Jupiter was playing hide and seek behind clouds most of the evening, but even through the 28mm eyepiece I could see the north and south equatorial belts easily. All four observable moons could be seen. Had the weather been kinder, I’d have spent time consulting maps to find which star was actually Neptune, to the right of Jupiter. But it was pretty windy and getting cold.
Saturn was less successful, and somehow, I couldn’t quite get a well-defined view of it tonight. It could have been my eyes, which were watering with the wind which was getting sharper.
The Pleiades made an appearance just before the Moon rose, and a very welcome sight it was, especially through the 10×50 Opticroms. I also spent some time with the Perseus open cluster, (Alpha Persei Cluster/Mellote 20) which I’ll always argue is a great overlooked binocular object. Later I also took in the Hyades through the bins, which meant I’d enjoyed a very pleasant trio of close open clusters, (later the Moon was too close to the Beehive (M44) for it to be a desirable bino target). 

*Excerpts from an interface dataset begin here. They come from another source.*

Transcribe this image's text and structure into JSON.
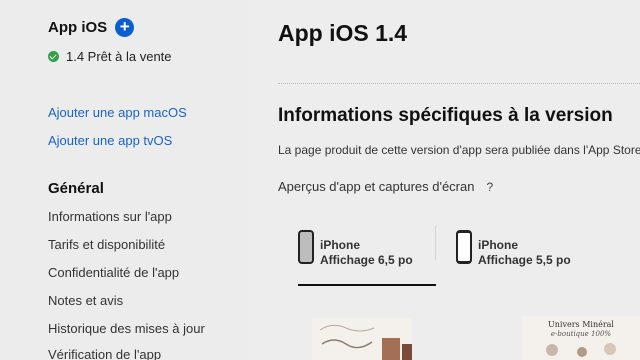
{
  "sidebar": {
    "app_name": "App iOS",
    "add_symbol": "+",
    "status": "1.4 Prêt à la vente",
    "add_macos": "Ajouter une app macOS",
    "add_tvos": "Ajouter une app tvOS",
    "general_heading": "Général",
    "nav_items": [
      "Informations sur l'app",
      "Tarifs et disponibilité",
      "Confidentialité de l'app",
      "Notes et avis",
      "Historique des mises à jour",
      "Vérification de l'app"
    ]
  },
  "main": {
    "title": "App iOS 1.4",
    "section_title": "Informations spécifiques à la version",
    "description": "La page produit de cette version d'app sera publiée dans l'App Store",
    "previews_label": "Aperçus d'app et captures d'écran",
    "help_symbol": "?",
    "tabs": [
      {
        "line1": "iPhone",
        "line2": "Affichage 6,5 po",
        "active": true
      },
      {
        "line1": "iPhone",
        "line2": "Affichage 5,5 po",
        "active": false
      }
    ],
    "screenshots": [
      {
        "brand": "Univers Minéral",
        "subtitle": "e-boutique 100%"
      }
    ]
  },
  "colors": {
    "accent": "#1a63c4",
    "add_button": "#0a5fd0",
    "status_green": "#2fa345",
    "background": "#ededed"
  }
}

It was just after 9pm when the ¾ Moon started rising behind the trees, and the milky way suddenly disappeared. This signalled an end to my deep sky tour of the ‘greatest hits of October’, but I did enjoy seeing the constellations of Taurus, Orion, Gemini, and even Leo for the first time in months, and although my observing time was only about an hour in total, I was really pleased to have re-visited so many old favourites after a shameful five-month fallow period.